The city of Nauvoo, Ill., was once a bustling city with thousands of citizens but is now a quiet, peaceful town of about 1,200 citizens. Many of the city’s long-term residents are descended from Nauvoo’s early settlers who are conversant about family stories and historical events, including the causes of conflict and violence that led to the exodus of members of The Church of Jesus Christ of Latter-day Saints.

For more information, contact Stephanie Wilson at (801) 422-3293.

Writer: Stephanie Wilson

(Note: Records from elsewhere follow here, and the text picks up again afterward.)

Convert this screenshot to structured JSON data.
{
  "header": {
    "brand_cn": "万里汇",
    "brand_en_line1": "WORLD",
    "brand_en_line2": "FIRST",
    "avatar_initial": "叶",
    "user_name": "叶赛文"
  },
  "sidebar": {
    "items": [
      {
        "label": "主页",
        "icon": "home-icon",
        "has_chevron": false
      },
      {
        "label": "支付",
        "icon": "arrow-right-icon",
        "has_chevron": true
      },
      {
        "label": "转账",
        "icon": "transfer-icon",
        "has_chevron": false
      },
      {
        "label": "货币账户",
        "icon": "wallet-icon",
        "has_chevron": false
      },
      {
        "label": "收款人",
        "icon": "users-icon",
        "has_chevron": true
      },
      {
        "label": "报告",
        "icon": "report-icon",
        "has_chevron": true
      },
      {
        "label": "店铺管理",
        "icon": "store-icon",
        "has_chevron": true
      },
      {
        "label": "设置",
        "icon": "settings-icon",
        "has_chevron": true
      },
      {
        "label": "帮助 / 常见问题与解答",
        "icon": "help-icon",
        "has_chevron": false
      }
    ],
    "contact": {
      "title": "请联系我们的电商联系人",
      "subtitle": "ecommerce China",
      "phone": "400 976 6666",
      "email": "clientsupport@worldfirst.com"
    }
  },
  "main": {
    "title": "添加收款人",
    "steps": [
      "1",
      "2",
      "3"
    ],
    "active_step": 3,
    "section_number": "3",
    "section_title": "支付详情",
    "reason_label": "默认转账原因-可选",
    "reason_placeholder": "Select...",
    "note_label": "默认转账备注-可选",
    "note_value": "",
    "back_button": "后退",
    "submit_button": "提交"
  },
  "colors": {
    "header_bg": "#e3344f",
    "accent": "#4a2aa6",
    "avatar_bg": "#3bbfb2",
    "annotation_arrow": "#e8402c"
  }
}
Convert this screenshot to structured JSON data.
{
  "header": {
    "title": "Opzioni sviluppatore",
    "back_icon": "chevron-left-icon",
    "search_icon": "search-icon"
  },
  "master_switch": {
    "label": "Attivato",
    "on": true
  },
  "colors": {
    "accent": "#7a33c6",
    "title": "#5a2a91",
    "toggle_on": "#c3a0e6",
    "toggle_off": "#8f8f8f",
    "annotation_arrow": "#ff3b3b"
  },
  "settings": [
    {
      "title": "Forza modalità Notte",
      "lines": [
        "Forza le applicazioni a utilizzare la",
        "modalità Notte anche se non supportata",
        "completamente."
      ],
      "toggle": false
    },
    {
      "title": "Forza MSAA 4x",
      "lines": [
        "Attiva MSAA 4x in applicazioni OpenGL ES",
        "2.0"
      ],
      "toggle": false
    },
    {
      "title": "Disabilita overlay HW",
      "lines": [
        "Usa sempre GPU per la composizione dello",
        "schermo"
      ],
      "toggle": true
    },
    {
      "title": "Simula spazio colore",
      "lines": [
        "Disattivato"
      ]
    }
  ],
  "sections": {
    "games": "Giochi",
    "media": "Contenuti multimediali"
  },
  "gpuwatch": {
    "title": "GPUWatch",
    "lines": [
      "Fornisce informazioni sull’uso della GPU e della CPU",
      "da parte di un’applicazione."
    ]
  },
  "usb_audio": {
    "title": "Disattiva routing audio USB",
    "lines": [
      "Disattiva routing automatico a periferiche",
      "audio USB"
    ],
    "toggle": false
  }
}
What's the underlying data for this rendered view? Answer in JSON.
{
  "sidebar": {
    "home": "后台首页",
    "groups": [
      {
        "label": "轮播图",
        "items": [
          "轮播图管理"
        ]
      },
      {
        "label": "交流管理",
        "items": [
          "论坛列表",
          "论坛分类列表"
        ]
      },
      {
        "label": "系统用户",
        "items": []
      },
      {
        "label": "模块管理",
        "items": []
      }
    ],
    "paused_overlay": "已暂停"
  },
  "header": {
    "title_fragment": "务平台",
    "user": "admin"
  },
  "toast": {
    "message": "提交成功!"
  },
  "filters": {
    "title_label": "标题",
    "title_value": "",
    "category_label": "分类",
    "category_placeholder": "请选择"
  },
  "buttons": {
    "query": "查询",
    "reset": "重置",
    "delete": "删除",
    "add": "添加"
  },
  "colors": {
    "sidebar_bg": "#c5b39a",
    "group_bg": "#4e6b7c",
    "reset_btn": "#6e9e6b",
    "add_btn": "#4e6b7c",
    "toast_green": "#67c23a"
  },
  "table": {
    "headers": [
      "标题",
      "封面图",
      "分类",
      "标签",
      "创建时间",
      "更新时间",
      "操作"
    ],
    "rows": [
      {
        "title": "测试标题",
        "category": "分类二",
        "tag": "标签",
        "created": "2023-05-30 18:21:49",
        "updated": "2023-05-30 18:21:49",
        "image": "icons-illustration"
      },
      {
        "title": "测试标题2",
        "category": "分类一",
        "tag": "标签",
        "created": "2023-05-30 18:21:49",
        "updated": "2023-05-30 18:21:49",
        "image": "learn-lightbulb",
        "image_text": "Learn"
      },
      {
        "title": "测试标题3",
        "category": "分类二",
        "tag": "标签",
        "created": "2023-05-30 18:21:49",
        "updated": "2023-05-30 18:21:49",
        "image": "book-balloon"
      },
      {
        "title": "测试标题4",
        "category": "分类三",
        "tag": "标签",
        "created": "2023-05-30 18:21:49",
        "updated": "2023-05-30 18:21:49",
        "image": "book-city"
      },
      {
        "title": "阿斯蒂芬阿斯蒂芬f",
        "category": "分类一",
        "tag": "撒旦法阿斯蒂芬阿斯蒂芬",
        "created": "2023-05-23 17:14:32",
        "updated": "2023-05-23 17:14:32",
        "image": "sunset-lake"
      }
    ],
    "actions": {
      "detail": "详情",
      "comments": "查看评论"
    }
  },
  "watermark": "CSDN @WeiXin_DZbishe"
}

Related Articles
data-content-type="article"
June 22, 2021
New BYU research recently published in the journal of Social Media + Society sheds light on the motives and personality characteristics of internet trolls.
overrideBackgroundColorOrImage= overrideTextColor= overrideTextAlignment= overrideCardHideSection=false overrideCardHideByline=false overrideCardHideDescription=false overridebuttonBgColor= overrideButtonText= overrideTextAlignment=
data-content-type="article"
June 17, 2021
Engineering graduate student Jacob Sheffield has created a tiny origami-based device that serves as a miniature windshield wiper for laparoscope camera lenses.
overrideBackgroundColorOrImage= overrideTextColor= overrideTextAlignment= overrideCardHideSection=false overrideCardHideByline=false overrideCardHideDescription=false overridebuttonBgColor= overrideButtonText= overrideTextAlignment=
data-content-type="article"
June 13, 2021
BYU geography professor Matt Bekker says record-breaking temperatures certainly contribute to Utah's water problem through evaporation, but the less-noticeable warming trend over months and years is the bigger problem. Most of the last 20 years have been drought years.
overrideBackgroundColorOrImage= overrideTextColor= overrideTextAlignment= overrideCardHideSection=false overrideCardHideByline=false overrideCardHideDescription=false overridebuttonBgColor= overrideButtonText= overrideTextAlignment=
overrideBackgroundColorOrImage= overrideTextColor= overrideTextAlignment= overrideCardHideSection=false overrideCardHideByline=false overrideCardHideDescription=false overridebuttonBgColor= overrideButtonText=